Adapt is trickier. First, remember that a lot of feedback will be about what the reader experienced as unsatisfactory, but they well may attribute their discomfort to the wrong cause: "it's too long", for example, can have lots of causes, and most of them are not about there being too many words. To decode reactions into causes, try my Fiction-Editor's Pharmacopoeia.
Once you've decided what the real cause is, then lots of the time, if you go on chewing away at possible solutions (I do this on a walk, more often than not) what you need to do about that particular problem will gradually come clear. But I want to suggest a crucial shift in your thinking. Feedback is not about Teacher correcting your work, nor about Invader giving orders you should resist. Whatever others have written (literally or figuratively) in the margins of your work, you should give it the same status - no more but no less important - as your own comments have when you do a print-and-mark-up editing session on your own work. In other words, you need to take others' feedback as part of a larger stage of problem-finding, and then use your own sense of what this story is to integrate everything into some kind of plan for solving them: a clear to-do list, if you like.

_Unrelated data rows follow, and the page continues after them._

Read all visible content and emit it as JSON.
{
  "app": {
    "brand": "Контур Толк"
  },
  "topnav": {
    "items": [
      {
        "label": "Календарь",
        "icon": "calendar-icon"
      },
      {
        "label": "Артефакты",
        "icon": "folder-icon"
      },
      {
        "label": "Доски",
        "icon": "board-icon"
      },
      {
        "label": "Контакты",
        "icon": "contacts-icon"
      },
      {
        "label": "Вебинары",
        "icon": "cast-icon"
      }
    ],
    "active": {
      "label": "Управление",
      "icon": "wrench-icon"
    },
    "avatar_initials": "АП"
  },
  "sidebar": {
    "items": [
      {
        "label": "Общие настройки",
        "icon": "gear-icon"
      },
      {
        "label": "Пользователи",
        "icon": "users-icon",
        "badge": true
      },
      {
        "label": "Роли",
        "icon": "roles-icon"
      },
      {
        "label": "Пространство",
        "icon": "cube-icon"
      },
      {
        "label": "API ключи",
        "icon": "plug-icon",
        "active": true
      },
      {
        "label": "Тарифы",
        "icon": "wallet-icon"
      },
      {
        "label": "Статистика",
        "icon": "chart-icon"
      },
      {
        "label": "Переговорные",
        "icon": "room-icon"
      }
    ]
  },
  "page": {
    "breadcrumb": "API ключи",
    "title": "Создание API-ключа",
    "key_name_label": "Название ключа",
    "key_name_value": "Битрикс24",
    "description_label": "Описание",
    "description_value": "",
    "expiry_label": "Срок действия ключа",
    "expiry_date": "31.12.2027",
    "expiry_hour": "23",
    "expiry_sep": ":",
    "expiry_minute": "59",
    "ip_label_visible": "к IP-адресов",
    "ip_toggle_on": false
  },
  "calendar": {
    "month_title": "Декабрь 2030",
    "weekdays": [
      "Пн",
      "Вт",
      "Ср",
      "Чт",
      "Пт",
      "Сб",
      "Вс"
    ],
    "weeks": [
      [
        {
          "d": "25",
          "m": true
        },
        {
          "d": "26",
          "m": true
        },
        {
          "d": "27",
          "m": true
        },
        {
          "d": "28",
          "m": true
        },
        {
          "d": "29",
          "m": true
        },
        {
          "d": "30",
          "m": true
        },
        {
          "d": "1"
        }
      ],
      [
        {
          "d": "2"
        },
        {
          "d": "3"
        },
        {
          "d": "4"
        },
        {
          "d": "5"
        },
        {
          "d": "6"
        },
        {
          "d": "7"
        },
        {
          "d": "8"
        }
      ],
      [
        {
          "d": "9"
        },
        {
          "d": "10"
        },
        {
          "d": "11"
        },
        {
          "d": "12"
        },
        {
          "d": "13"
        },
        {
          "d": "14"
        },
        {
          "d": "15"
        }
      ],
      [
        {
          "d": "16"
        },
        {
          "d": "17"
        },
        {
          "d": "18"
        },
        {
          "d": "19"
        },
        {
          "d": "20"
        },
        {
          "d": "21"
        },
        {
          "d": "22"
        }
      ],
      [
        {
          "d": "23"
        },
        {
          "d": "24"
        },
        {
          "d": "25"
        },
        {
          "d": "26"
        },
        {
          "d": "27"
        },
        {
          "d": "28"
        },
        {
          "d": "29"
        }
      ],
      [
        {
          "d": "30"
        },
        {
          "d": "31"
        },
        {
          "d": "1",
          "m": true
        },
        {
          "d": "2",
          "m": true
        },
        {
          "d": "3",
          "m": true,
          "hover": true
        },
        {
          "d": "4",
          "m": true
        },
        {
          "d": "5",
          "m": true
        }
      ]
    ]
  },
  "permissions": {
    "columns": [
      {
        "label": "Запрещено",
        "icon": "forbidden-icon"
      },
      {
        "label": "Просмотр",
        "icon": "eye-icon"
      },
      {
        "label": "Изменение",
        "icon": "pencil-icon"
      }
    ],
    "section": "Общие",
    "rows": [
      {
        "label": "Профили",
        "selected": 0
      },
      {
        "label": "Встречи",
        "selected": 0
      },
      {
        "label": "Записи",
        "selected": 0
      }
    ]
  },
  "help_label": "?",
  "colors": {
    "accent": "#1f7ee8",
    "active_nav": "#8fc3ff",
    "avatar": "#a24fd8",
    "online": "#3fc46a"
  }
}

You may be allergic to planning, but don't forget you need the problem-solving to lead to a strong, coherent piece of story-telling. Since in any piece of well-written fiction, every aspect of it depends on other aspects, if you don't think about your process, but dodge about fixing a paragraph here and a plot-line there, it's like loading the car for Christmas: if you throw in anything that your eye lands on, chances are you'll forget lots, there won't be room for everything, and half the presents will get squashed. As with everything in writing, if you get the process right, the product has a far better chance of coming out right too, so do the writerly equivalent of gathering everything that needs to go into the middle of the sitting room floor, and thinking about what order to pack things in before you start.
If there's so much writing and so much feedback that you're drowning, try my post on Taming Your Novel. And if you've sorted out a to-do list but still don't know where to start, trying the one on How To Eat An Elephant.
Finally - which is really first - long before you're staring at the email or the writer across the table, it's worth thinking about when feedback would be most useful, which means thinking about how to ask for the right kind of help. I'm working on a post about that, but meanwhile I've got a good few events coming up, so it'll have to wait. Good luck!